Surprise! It was Jimson weed
By Deb Walker
Master Gardener Volunteer
There is just something intriguing about discovering something unknown growing in your own backyard.
Ever since I’ve admitted to being a wildflower identification addict, my friends and neighbors usually ask me to come over and help figure out if the “something strange” in their yard is worth saving or if it needs to be pulled before anyone breaks out in some sort of rash.
So, when an odd little plant managed to grow about a foot tall in my own garden, I decided to give the little guy space to develop; at least until I could classify it, uproot it, and bestow the space to a worthwhile veggie.
It didn’t take me long to realize that the sprout was outgrowing the tiny area I had assigned for it. In fact, it was developing beautiful little white flowers that were oddly not attractive to our hummingbirds, but did attract the occasional tomato worm. They opened at dusk and didn’t really smell very good.
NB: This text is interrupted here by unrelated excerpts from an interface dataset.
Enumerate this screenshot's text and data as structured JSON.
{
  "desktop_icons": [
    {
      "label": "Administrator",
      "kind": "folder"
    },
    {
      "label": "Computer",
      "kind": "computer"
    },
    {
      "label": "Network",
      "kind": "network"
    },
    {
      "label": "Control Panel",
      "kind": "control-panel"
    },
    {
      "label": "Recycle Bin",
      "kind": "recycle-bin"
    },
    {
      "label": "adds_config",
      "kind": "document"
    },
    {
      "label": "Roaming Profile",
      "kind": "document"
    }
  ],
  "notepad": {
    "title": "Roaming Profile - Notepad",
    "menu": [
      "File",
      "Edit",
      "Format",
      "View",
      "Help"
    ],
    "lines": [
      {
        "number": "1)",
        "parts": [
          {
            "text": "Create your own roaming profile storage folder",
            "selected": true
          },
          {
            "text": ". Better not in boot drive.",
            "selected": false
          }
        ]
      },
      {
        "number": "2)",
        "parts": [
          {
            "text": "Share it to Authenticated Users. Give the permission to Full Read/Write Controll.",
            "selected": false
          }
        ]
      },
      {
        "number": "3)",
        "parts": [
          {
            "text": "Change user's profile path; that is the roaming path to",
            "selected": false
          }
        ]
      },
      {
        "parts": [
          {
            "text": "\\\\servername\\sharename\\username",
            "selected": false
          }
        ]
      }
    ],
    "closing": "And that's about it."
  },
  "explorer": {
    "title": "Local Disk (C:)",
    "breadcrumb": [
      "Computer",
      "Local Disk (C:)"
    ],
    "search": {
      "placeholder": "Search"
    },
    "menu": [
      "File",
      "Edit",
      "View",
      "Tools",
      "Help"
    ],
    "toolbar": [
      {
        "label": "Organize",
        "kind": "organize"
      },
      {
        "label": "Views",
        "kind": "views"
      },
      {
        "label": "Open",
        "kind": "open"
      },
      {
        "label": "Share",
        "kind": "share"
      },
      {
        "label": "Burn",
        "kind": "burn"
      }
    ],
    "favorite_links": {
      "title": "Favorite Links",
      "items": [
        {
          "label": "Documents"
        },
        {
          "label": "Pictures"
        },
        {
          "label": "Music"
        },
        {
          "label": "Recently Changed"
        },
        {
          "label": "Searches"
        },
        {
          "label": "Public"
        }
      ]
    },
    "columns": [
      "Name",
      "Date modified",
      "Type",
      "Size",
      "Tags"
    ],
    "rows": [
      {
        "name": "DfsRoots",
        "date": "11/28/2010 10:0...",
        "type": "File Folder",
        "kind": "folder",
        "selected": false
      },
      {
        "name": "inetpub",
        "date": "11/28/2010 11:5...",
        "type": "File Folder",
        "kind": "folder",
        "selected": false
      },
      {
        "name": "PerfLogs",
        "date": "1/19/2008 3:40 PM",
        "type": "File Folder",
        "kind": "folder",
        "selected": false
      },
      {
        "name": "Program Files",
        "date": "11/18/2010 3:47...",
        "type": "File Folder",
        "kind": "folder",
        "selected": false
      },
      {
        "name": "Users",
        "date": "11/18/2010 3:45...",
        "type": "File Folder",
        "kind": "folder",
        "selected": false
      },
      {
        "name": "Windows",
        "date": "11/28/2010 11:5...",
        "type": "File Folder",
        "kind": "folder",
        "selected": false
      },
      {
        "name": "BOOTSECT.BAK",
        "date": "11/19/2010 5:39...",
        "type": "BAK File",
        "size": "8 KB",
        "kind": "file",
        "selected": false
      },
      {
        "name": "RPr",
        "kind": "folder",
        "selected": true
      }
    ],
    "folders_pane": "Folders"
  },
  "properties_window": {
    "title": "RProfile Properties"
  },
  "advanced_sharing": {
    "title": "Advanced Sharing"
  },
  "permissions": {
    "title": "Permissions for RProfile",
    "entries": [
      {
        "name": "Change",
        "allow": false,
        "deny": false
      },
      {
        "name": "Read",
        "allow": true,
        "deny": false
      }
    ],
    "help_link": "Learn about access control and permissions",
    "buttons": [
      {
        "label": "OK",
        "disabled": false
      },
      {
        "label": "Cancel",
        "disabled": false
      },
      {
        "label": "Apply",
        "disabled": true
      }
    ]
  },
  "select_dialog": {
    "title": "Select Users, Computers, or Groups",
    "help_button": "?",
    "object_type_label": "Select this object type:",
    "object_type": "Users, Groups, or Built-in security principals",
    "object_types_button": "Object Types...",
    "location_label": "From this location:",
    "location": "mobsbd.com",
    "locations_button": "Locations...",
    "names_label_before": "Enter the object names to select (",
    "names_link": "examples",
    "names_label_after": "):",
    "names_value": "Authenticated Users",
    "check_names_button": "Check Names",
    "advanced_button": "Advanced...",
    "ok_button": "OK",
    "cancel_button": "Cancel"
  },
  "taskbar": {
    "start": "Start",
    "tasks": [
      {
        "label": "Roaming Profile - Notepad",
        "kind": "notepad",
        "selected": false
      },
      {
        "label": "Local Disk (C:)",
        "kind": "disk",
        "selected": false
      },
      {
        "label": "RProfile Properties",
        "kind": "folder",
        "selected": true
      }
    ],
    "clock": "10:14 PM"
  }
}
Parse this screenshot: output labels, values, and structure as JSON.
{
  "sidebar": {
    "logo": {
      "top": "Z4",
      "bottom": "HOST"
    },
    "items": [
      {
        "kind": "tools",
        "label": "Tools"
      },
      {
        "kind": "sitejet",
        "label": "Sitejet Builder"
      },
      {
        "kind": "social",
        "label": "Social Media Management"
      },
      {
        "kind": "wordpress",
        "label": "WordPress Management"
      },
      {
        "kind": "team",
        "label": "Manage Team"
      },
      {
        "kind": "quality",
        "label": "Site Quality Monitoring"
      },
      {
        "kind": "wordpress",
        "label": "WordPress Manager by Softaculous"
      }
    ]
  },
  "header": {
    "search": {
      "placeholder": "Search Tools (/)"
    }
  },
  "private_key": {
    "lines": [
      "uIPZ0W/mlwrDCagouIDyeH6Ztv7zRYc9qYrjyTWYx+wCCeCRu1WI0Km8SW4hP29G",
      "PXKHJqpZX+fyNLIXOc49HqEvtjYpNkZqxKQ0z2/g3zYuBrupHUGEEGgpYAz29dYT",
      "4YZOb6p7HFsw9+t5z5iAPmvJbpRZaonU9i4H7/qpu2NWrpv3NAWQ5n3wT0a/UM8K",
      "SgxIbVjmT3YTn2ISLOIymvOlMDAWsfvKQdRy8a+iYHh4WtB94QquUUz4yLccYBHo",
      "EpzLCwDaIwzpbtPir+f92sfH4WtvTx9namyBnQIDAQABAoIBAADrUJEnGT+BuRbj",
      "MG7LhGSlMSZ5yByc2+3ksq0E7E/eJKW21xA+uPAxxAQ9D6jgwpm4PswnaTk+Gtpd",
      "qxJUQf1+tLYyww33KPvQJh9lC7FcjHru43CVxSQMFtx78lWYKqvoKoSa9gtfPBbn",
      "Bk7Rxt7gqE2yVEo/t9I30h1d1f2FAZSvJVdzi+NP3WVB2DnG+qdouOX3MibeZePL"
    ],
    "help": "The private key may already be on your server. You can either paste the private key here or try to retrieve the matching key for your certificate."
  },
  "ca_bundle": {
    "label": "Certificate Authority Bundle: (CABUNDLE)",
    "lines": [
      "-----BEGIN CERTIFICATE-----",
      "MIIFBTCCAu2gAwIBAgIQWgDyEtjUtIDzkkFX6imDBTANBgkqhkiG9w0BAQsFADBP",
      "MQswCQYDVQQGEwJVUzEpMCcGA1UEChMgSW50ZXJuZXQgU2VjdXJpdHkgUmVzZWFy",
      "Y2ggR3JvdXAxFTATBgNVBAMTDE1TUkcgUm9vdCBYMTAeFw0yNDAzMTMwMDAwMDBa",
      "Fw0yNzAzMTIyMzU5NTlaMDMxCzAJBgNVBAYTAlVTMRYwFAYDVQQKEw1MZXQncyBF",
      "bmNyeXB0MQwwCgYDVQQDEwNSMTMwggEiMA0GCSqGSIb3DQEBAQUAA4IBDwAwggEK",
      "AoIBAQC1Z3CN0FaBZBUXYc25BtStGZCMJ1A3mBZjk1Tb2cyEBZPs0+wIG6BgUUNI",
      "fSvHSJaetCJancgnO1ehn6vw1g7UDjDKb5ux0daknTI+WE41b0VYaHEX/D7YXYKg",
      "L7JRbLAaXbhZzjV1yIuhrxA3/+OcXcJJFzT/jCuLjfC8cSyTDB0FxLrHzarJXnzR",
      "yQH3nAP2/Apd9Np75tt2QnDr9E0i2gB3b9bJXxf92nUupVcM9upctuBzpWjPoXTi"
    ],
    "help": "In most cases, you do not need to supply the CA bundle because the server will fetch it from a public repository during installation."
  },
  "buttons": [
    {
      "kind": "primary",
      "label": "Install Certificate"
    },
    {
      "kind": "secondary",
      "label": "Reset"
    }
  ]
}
By the time it was 5 feet tall, I was deliriously happy with my gardening skills, and noticed numerous spiked seed pods, which reminded me of those awful sweet gum balls that my dad used to clean up from his lawn in the fall.
With its continued growth, I decided to take another look in the wildflower books, instead of the gardening books. It was then that I realized that I had given the prized space in my garden to what is referred to as “loco weed.”
Technically, the plant is from the Nightshade family called Jimson weed, Jamestown weed, Devil’s Trumpet, Moon Flower or Thorn Apple, which can be extremely poisonous to animals and humans. It contains toxic alkaloids, similar to that of belladonna, which causes severe hallucinogenic effects.
The name comes from a case of human poisoning in 1676 in Jamestown, Va., when apparently, it looked good enough to eat, and the plant was boiled for a salad. The soldiers suffered delirium and hallucinations for 11 days.
All parts of the plant are toxic. Animals rarely eat the weed because of its unpleasant odor and taste; but if the seeds are harvested with other feed, or if hungry animals do eat it on a sparse pasture, the plant can cause severe poisoning. Farmers are cautioned to rid fields of this plant before harvesting.
So, it turns out that what I was so proudly growing with much ado, was actually a weed that should not be anywhere near animals or children, or adults, for that matter. I know better than to grow castor bean plants, even if I admire the large leaves, because the seeds are deadly poisonous. I guess I need to add another plant to my hit list.Oh, well. I guess beauty really is in the eye of the beholder. You’ll notice some new tomato plants in my garden. There’s lots of space, now.
Deb Walker is a Master Gardener Volunteer with the Cooperative Extension Service in Rowan County.